– Rosh, 20, is from Bengaluru and currently on a gap year after finishing 12th grade.
“People are still developing, understanding and interpreting the world. Many young people today have more in-depth knowledge about certain subjects that an older group might not necessarily carry. Our perceptions should not be considered invalid because there is no age limit for the ability and willingness to learn.”
– Raksh, 15, is a student from Bengaluru who enjoys photography and producing music.
Accept us for who we are
While young people constantly appeal to the older population to give them a chance and hear them out, they find it challenging to expressing their feelings and thoughts, especially to parents.

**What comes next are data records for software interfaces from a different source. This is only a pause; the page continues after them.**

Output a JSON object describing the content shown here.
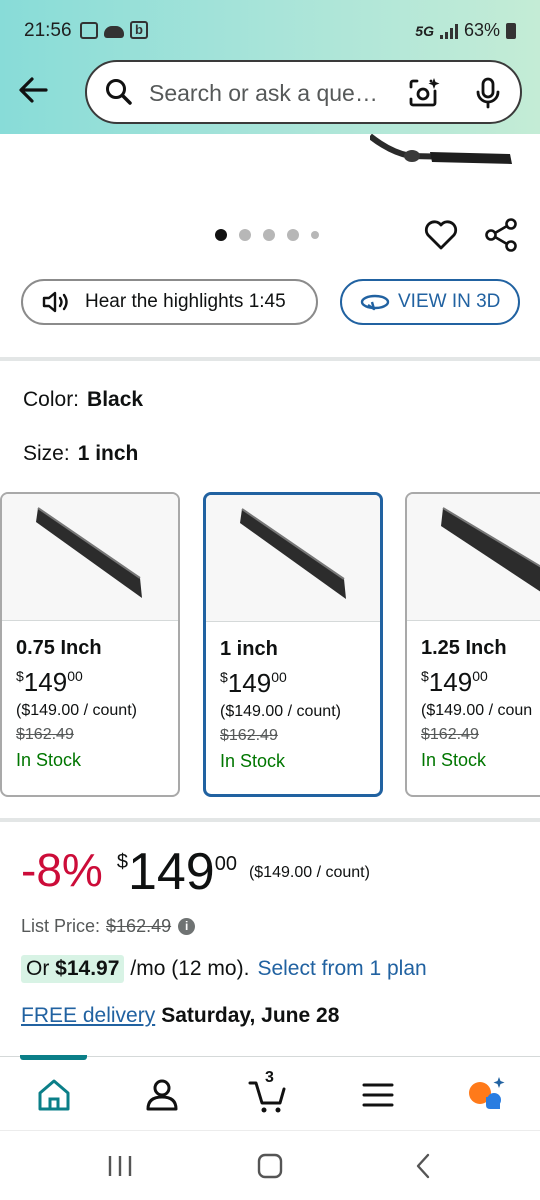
{
  "status_bar": {
    "time": "21:56",
    "network": "5G",
    "battery": "63%",
    "icons": [
      "gallery-icon",
      "cloud-icon",
      "b-app-icon",
      "signal-icon",
      "battery-icon"
    ]
  },
  "search": {
    "placeholder": "Search or ask a que…",
    "icons": [
      "back-arrow-icon",
      "search-icon",
      "camera-icon",
      "mic-icon"
    ]
  },
  "carousel": {
    "total_dots": 5,
    "active_index": 0
  },
  "actions": {
    "hear_label": "Hear the highlights 1:45",
    "view3d_label": "VIEW IN 3D"
  },
  "attributes": {
    "color_label": "Color:",
    "color_value": "Black",
    "size_label": "Size:",
    "size_value": "1 inch"
  },
  "size_options": [
    {
      "name": "0.75 Inch",
      "price_whole": "149",
      "price_frac": "00",
      "currency": "$",
      "unit_price": "($149.00 / count)",
      "list_price": "$162.49",
      "stock": "In Stock",
      "selected": false
    },
    {
      "name": "1 inch",
      "price_whole": "149",
      "price_frac": "00",
      "currency": "$",
      "unit_price": "($149.00 / count)",
      "list_price": "$162.49",
      "stock": "In Stock",
      "selected": true
    },
    {
      "name": "1.25 Inch",
      "price_whole": "149",
      "price_frac": "00",
      "currency": "$",
      "unit_price": "($149.00 / coun",
      "list_price": "$162.49",
      "stock": "In Stock",
      "selected": false
    }
  ],
  "price": {
    "discount": "-8%",
    "currency": "$",
    "whole": "149",
    "fraction": "00",
    "per_unit": "($149.00 / count)",
    "list_label": "List Price:",
    "list_value": "$162.49",
    "info_icon": "i"
  },
  "plan": {
    "or_label": "Or",
    "monthly": "$14.97",
    "terms": "/mo (12 mo).",
    "link": "Select from 1 plan"
  },
  "delivery": {
    "free_label": "FREE delivery",
    "date": "Saturday, June 28"
  },
  "bottom_nav": {
    "items": [
      "home",
      "account",
      "cart",
      "menu",
      "rufus"
    ],
    "cart_count": "3",
    "active": "home"
  },
  "colors": {
    "accent_blue": "#2162a1",
    "discount_red": "#cc0c39",
    "stock_green": "#007600",
    "teal": "#0b7f88",
    "header_gradient_start": "#88dcd8",
    "header_gradient_end": "#c4ecd6"
  }
}
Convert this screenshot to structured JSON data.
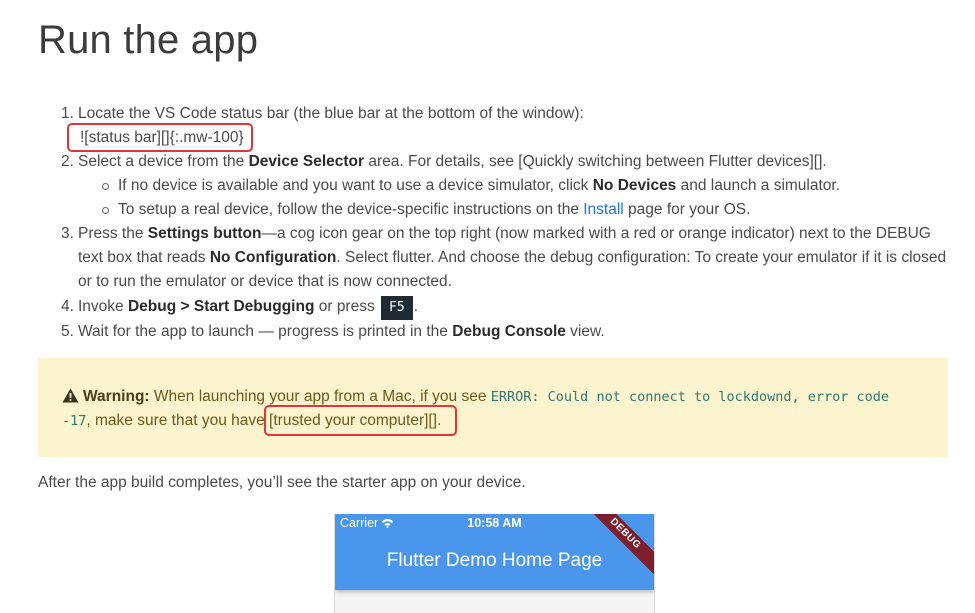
{
  "title": "Run the app",
  "steps": [
    {
      "num": "1.",
      "text": "Locate the VS Code status bar (the blue bar at the bottom of the window):",
      "line2": "![status bar][]{:.mw-100}"
    },
    {
      "num": "2.",
      "pre": "Select a device from the ",
      "bold": "Device Selector",
      "post": " area. For details, see [Quickly switching between Flutter devices][].",
      "subs": [
        {
          "pre": "If no device is available and you want to use a device simulator, click ",
          "bold": "No Devices",
          "post": " and launch a simulator."
        },
        {
          "pre": "To setup a real device, follow the device-specific instructions on the ",
          "link": "Install",
          "post": " page for your OS."
        }
      ]
    },
    {
      "num": "3.",
      "pre": "Press the ",
      "bold1": "Settings button",
      "mid": "—a cog icon gear on the top right (now marked with a red or orange indicator) next to the DEBUG text box that reads ",
      "bold2": "No Configuration",
      "post": ". Select flutter. And choose the debug configuration: To create your emulator if it is closed or to run the emulator or device that is now connected."
    },
    {
      "num": "4.",
      "pre": "Invoke ",
      "bold": "Debug > Start Debugging",
      "mid": " or press ",
      "key": "F5",
      "post": "."
    },
    {
      "num": "5.",
      "pre": "Wait for the app to launch — progress is printed in the ",
      "bold": "Debug Console",
      "post": " view."
    }
  ],
  "warning": {
    "icon": "warning-triangle-icon",
    "title": "Warning:",
    "pre": " When launching your app from a Mac, if you see ",
    "code1": "ERROR: Could not connect to lockdownd, error code",
    "code2": "-17",
    "mid": ", make sure that you have ",
    "boxed": "[trusted your computer][]",
    "post": "."
  },
  "after_text": "After the app build completes, you’ll see the starter app on your device.",
  "phone": {
    "carrier": "Carrier",
    "time": "10:58 AM",
    "app_title": "Flutter Demo Home Page",
    "debug_ribbon": "DEBUG",
    "appbar_color": "#4a96ec"
  },
  "colors": {
    "highlight_box": "#e0353b",
    "warning_bg": "#fcf3cf",
    "link": "#1a73e8"
  }
}
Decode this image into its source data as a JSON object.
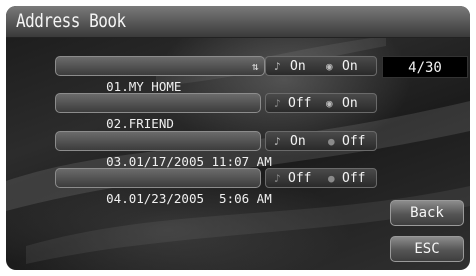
{
  "header": {
    "title": "Address Book"
  },
  "page_indicator": "4/30",
  "entries": [
    {
      "label": "01.MY HOME",
      "icon": "sort-icon",
      "toggle1": "On",
      "toggle2": "On"
    },
    {
      "label": "02.FRIEND",
      "toggle1": "Off",
      "toggle2": "On"
    },
    {
      "label": "03.01/17/2005 11:07 AM",
      "toggle1": "On",
      "toggle2": "Off"
    },
    {
      "label": "04.01/23/2005  5:06 AM",
      "toggle1": "Off",
      "toggle2": "Off"
    }
  ],
  "buttons": {
    "back": "Back",
    "esc": "ESC"
  }
}
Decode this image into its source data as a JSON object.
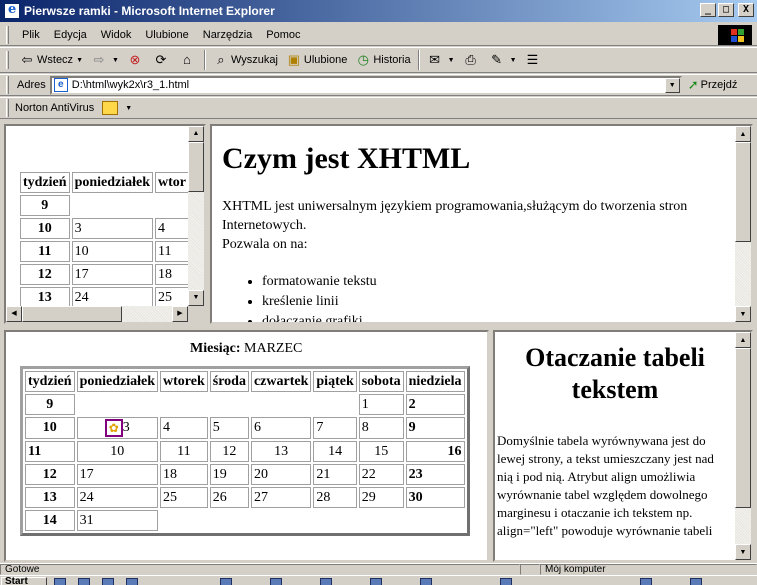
{
  "window": {
    "title": "Pierwsze ramki - Microsoft Internet Explorer",
    "btn_min": "_",
    "btn_max": "□",
    "btn_close": "X"
  },
  "menu": [
    "Plik",
    "Edycja",
    "Widok",
    "Ulubione",
    "Narzędzia",
    "Pomoc"
  ],
  "toolbar": {
    "back": "Wstecz",
    "search": "Wyszukaj",
    "favorites": "Ulubione",
    "history": "Historia"
  },
  "address": {
    "label": "Adres",
    "value": "D:\\html\\wyk2x\\r3_1.html",
    "go": "Przejdź"
  },
  "links": {
    "norton": "Norton AntiVirus"
  },
  "toc_frame": {
    "headers": [
      "tydzień",
      "poniedziałek",
      "wtor"
    ],
    "rows": [
      [
        "9",
        "",
        ""
      ],
      [
        "10",
        "3",
        "4"
      ],
      [
        "11",
        "10",
        "11"
      ],
      [
        "12",
        "17",
        "18"
      ],
      [
        "13",
        "24",
        "25"
      ]
    ]
  },
  "main_frame": {
    "heading": "Czym jest XHTML",
    "paragraph_1": "XHTML jest uniwersalnym językiem programowania,służącym do tworzenia stron Internetowych.",
    "paragraph_2": "Pozwala on na:",
    "list": [
      "formatowanie tekstu",
      "kreślenie linii",
      "dołączanie grafiki"
    ]
  },
  "calendar_frame": {
    "caption_bold": "Miesiąc:",
    "caption_value": "MARZEC",
    "headers": [
      "tydzień",
      "poniedziałek",
      "wtorek",
      "środa",
      "czwartek",
      "piątek",
      "sobota",
      "niedziela"
    ],
    "rows": [
      [
        "9",
        "",
        "",
        "",
        "",
        "",
        "1",
        "2"
      ],
      [
        "10",
        "3",
        "4",
        "5",
        "6",
        "7",
        "8",
        "9"
      ],
      [
        "11",
        "10",
        "11",
        "12",
        "13",
        "14",
        "15",
        "16"
      ],
      [
        "12",
        "17",
        "18",
        "19",
        "20",
        "21",
        "22",
        "23"
      ],
      [
        "13",
        "24",
        "25",
        "26",
        "27",
        "28",
        "29",
        "30"
      ],
      [
        "14",
        "31"
      ]
    ]
  },
  "text_frame": {
    "heading": "Otaczanie tabeli tekstem",
    "paragraph": "Domyślnie tabela wyrównywana jest do lewej strony, a tekst umieszczany jest nad nią i pod nią. Atrybut align umożliwia wyrównanie tabel względem dowolnego marginesu i otaczanie ich tekstem np. align=\"left\" powoduje wyrównanie tabeli"
  },
  "status": {
    "left": "Gotowe",
    "zone": "Mój komputer"
  },
  "taskbar": {
    "start": "Start"
  },
  "colors": {
    "titlebar_start": "#0a246a",
    "titlebar_end": "#a6caf0",
    "chrome": "#d4d0c8"
  }
}
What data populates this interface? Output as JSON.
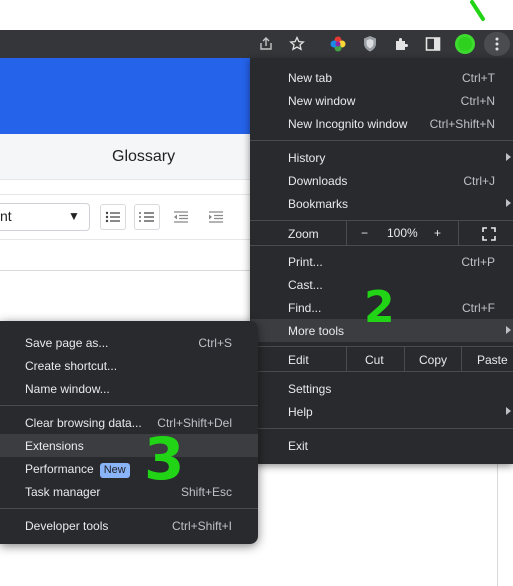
{
  "toolbar": {
    "icons": [
      "share-icon",
      "bookmark-star-icon",
      "color-extension-icon",
      "shield-extension-icon",
      "puzzle-extensions-icon",
      "side-panel-icon",
      "profile-avatar-icon",
      "kebab-menu-icon"
    ]
  },
  "page": {
    "tab_label": "Glossary",
    "font_value": "nt"
  },
  "chrome_menu": {
    "new_tab": {
      "label": "New tab",
      "shortcut": "Ctrl+T"
    },
    "new_window": {
      "label": "New window",
      "shortcut": "Ctrl+N"
    },
    "new_incognito": {
      "label": "New Incognito window",
      "shortcut": "Ctrl+Shift+N"
    },
    "history": {
      "label": "History"
    },
    "downloads": {
      "label": "Downloads",
      "shortcut": "Ctrl+J"
    },
    "bookmarks": {
      "label": "Bookmarks"
    },
    "zoom": {
      "label": "Zoom",
      "minus": "−",
      "value": "100%",
      "plus": "+"
    },
    "print": {
      "label": "Print...",
      "shortcut": "Ctrl+P"
    },
    "cast": {
      "label": "Cast..."
    },
    "find": {
      "label": "Find...",
      "shortcut": "Ctrl+F"
    },
    "more_tools": {
      "label": "More tools"
    },
    "edit": {
      "label": "Edit",
      "cut": "Cut",
      "copy": "Copy",
      "paste": "Paste"
    },
    "settings": {
      "label": "Settings"
    },
    "help": {
      "label": "Help"
    },
    "exit": {
      "label": "Exit"
    }
  },
  "more_tools_menu": {
    "save_page": {
      "label": "Save page as...",
      "shortcut": "Ctrl+S"
    },
    "create_shortcut": {
      "label": "Create shortcut..."
    },
    "name_window": {
      "label": "Name window..."
    },
    "clear_browsing": {
      "label": "Clear browsing data...",
      "shortcut": "Ctrl+Shift+Del"
    },
    "extensions": {
      "label": "Extensions"
    },
    "performance": {
      "label": "Performance",
      "badge": "New"
    },
    "task_manager": {
      "label": "Task manager",
      "shortcut": "Shift+Esc"
    },
    "developer_tools": {
      "label": "Developer tools",
      "shortcut": "Ctrl+Shift+I"
    }
  },
  "annotations": {
    "step2": "2",
    "step3": "3"
  },
  "colors": {
    "menu_bg": "#292a2d",
    "menu_highlight": "#3c3d41",
    "page_header_blue": "#2563eb",
    "annotation_green": "#22d416",
    "badge_blue": "#8ab4f8"
  }
}
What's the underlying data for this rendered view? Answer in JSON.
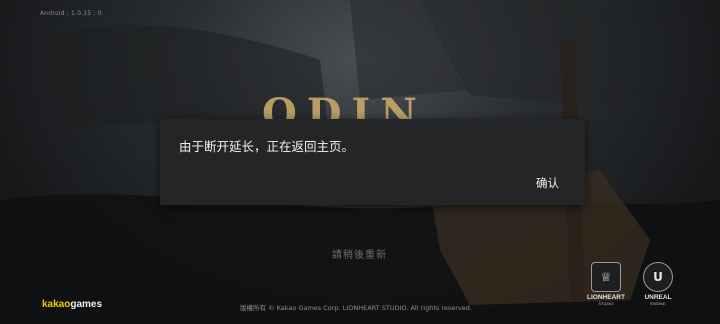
{
  "header": {
    "version_text": "Android : 1.0.15 : 0"
  },
  "background": {
    "game_logo_text": "ODIN",
    "loading_text": "請稍後重新"
  },
  "footer": {
    "brand_part1": "kakao",
    "brand_part2": "games",
    "copyright": "版權所有 © Kakao Games Corp. LIONHEART STUDIO. All rights reserved.",
    "lionheart_label": "LIONHEART",
    "lionheart_sub": "STUDIO",
    "unreal_label": "UNREAL",
    "unreal_sub": "ENGINE"
  },
  "dialog": {
    "message": "由于断开延长，正在返回主页。",
    "confirm_label": "确认"
  }
}
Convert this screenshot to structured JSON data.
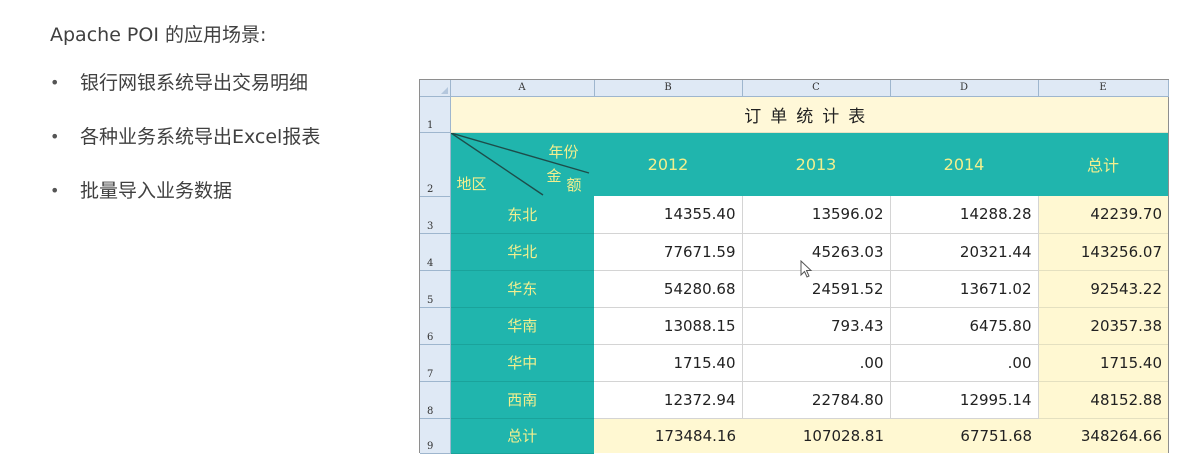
{
  "slide": {
    "title": "Apache POI 的应用场景:",
    "bullet_symbol": "•",
    "bullets": [
      "银行网银系统导出交易明细",
      "各种业务系统导出Excel报表",
      "批量导入业务数据"
    ]
  },
  "sheet": {
    "columns": [
      "A",
      "B",
      "C",
      "D",
      "E"
    ],
    "row_numbers": [
      "1",
      "2",
      "3",
      "4",
      "5",
      "6",
      "7",
      "8",
      "9"
    ],
    "title": "订单统计表",
    "header": {
      "corner_top": "年份",
      "corner_mid": "金",
      "corner_right": "额",
      "corner_left": "地区",
      "years": [
        "2012",
        "2013",
        "2014"
      ],
      "total": "总计"
    },
    "rows": [
      {
        "region": "东北",
        "v2012": "14355.40",
        "v2013": "13596.02",
        "v2014": "14288.28",
        "total": "42239.70"
      },
      {
        "region": "华北",
        "v2012": "77671.59",
        "v2013": "45263.03",
        "v2014": "20321.44",
        "total": "143256.07"
      },
      {
        "region": "华东",
        "v2012": "54280.68",
        "v2013": "24591.52",
        "v2014": "13671.02",
        "total": "92543.22"
      },
      {
        "region": "华南",
        "v2012": "13088.15",
        "v2013": "793.43",
        "v2014": "6475.80",
        "total": "20357.38"
      },
      {
        "region": "华中",
        "v2012": "1715.40",
        "v2013": ".00",
        "v2014": ".00",
        "total": "1715.40"
      },
      {
        "region": "西南",
        "v2012": "12372.94",
        "v2013": "22784.80",
        "v2014": "12995.14",
        "total": "48152.88"
      }
    ],
    "total_row": {
      "region": "总计",
      "v2012": "173484.16",
      "v2013": "107028.81",
      "v2014": "67751.68",
      "total": "348264.66"
    }
  },
  "colors": {
    "teal": "#20b5ad",
    "header_text": "#f2ef8e",
    "title_bg": "#fff8d8",
    "total_bg": "#fff8d2",
    "grid_header_bg": "#dfe9f5"
  }
}
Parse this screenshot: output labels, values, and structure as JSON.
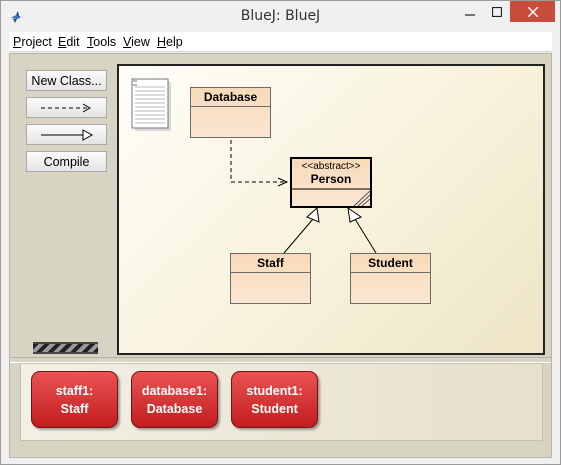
{
  "window": {
    "title": "BlueJ:  BlueJ",
    "accent": "#c74c3c"
  },
  "menu": {
    "items": [
      {
        "first": "P",
        "rest": "roject"
      },
      {
        "first": "E",
        "rest": "dit"
      },
      {
        "first": "T",
        "rest": "ools"
      },
      {
        "first": "V",
        "rest": "iew"
      },
      {
        "first": "H",
        "rest": "elp"
      }
    ]
  },
  "toolbar": {
    "new_class_label": "New Class...",
    "dependency_icon": "dashed-arrow-icon",
    "inheritance_icon": "hollow-arrow-icon",
    "compile_label": "Compile"
  },
  "diagram": {
    "readme_icon": "document-icon",
    "classes": {
      "database": {
        "name": "Database"
      },
      "person": {
        "name": "Person",
        "stereotype": "<<abstract>>"
      },
      "staff": {
        "name": "Staff"
      },
      "student": {
        "name": "Student"
      }
    },
    "class_color": "#f8dab9"
  },
  "bench": {
    "object_color": "#d63133",
    "objects": [
      {
        "name": "staff1:",
        "type": "Staff"
      },
      {
        "name": "database1:",
        "type": "Database"
      },
      {
        "name": "student1:",
        "type": "Student"
      }
    ]
  }
}
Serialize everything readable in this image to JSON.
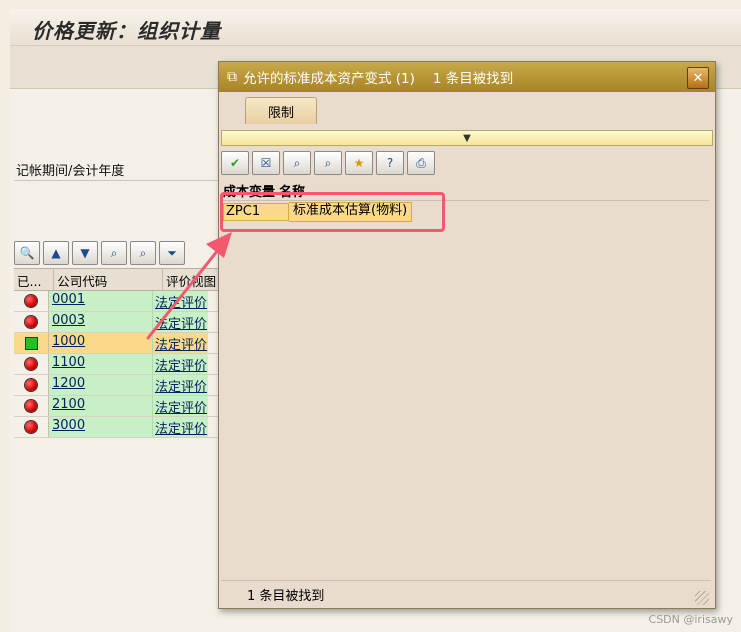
{
  "screen": {
    "title": "价格更新：组织计量",
    "period_label": "记帐期间/会计年度"
  },
  "grid": {
    "headers": {
      "status": "已...",
      "company_code": "公司代码",
      "valuation_view": "评价视图"
    },
    "rows": [
      {
        "status": "red",
        "company_code": "0001",
        "valuation_view": "法定评价"
      },
      {
        "status": "red",
        "company_code": "0003",
        "valuation_view": "法定评价"
      },
      {
        "status": "green",
        "company_code": "1000",
        "valuation_view": "法定评价"
      },
      {
        "status": "red",
        "company_code": "1100",
        "valuation_view": "法定评价"
      },
      {
        "status": "red",
        "company_code": "1200",
        "valuation_view": "法定评价"
      },
      {
        "status": "red",
        "company_code": "2100",
        "valuation_view": "法定评价"
      },
      {
        "status": "red",
        "company_code": "3000",
        "valuation_view": "法定评价"
      }
    ]
  },
  "popup": {
    "title": "允许的标准成本资产变式 (1)",
    "count": "1 条目被找到",
    "close_label": "✕",
    "tab_label": "限制",
    "columns": {
      "variant": "成本变量",
      "name": "名称"
    },
    "rows": [
      {
        "variant": "ZPC1",
        "name": "标准成本估算(物料)"
      }
    ],
    "status_text": "1 条目被找到"
  },
  "watermark": "CSDN @irisawy",
  "colors": {
    "popup_title": "#b8942f",
    "selected_row": "#fbd98a",
    "green_cell": "#c7f0c7",
    "highlight": "#f2596f"
  }
}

This is largely because of the fear of adverse consequences instilled from a very young age and the typical ‘because I said so’ response to inquisitiveness while growing up. If learning begins at home, it has to be a safe environment too.
“My parents don’t accept my identity. They are above 60 and cisgender and are predisposed to a non-empathetic attitude towards my experience and identity as a transwoman. So, if possible, I’d have my parents understand and accept me for who I am.”
– Raabiya, 19, is a vocal transgender woman from New Delhi. She hopes to create better societal conditions for generations to come.
My queerness is real
“If I could make my parents understand one thing, it's that no matter what my gender identity or sexuality is, it will not affect the amount of happiness, success and good health I will receive in life if I have their support. The hardest part about being myself and still living, is the dilemma of 'Will I truly live as myself?' Or will I succumb to what's 'normal' in the eyes of my family just to avoid conflict and make them happy?”
– Val, 21, is a college student from Mumbai who identifies as pansexual, non-binary, and is happy to be alive.
“I wish my parents would understand that I'm not going through a 'phase' and that my queerness is real. I know they mean well and are supportive of me, but deep down, through some of their unintentional words and actions, they still wish I were straight.”
– Aarushi, 17, is a high school student from Chandigarh and identifies as a queer person.
“I want my parents to understand that my sexual orientation is a part of who I am. It doesn’t define me as a human being, and neither does it change the person I was before they knew I’m not straight, and it’s not in my control.”
Change is a slow but continuous process, for better or worse, and it is we who can decide its pace and direction. There is immense power in young minds that can contribute to something extremely revolutionary and enable future generations to live without the fear of discrimination.
Without young people speaking out against injustice, it’s likely we would still be living under worse circumstances. So, give them a chance to voice their opinions, take them seriously, and help them turn their ideas into reality.
*Transphobia - Transphobia is the discrimination or prejudice against transgender people. Transphobia can be emotional disgust, fear, violence, anger, or discomfort felt or expressed towards people who do not conform to society's gender expectation.
**Ableism - Ableism is the discrimination or prejudice against people who have disabilities. Ableism can take the form of ideas and assumptions, stereotypes, attitudes and actions.